Website and app data records:
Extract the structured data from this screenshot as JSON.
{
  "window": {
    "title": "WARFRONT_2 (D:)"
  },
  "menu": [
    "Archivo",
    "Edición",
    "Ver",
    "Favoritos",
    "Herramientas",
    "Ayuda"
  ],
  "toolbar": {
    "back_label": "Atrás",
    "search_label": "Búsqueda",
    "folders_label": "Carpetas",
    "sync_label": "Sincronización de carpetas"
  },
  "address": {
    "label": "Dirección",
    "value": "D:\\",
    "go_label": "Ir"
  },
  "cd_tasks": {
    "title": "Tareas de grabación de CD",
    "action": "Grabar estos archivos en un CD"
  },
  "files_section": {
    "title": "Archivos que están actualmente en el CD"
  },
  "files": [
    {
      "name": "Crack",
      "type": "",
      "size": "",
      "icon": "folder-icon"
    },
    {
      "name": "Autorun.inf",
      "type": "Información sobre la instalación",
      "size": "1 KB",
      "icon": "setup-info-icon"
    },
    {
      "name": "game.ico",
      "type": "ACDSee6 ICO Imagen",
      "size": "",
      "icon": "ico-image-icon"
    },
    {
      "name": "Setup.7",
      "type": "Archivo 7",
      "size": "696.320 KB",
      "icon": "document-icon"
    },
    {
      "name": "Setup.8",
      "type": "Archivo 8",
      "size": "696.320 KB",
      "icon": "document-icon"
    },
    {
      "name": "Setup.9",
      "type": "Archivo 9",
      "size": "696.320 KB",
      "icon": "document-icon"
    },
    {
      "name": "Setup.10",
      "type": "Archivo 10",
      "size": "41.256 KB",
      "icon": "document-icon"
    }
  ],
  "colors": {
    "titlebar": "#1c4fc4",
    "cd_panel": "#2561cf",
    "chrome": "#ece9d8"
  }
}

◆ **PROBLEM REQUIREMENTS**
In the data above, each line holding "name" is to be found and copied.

◆ **WRITTEN RESPONSE**
      "name": "Crack",
      "name": "Autorun.inf",
      "name": "game.ico",
      "name": "Setup.7",
      "name": "Setup.8",
      "name": "Setup.9",
      "name": "Setup.10",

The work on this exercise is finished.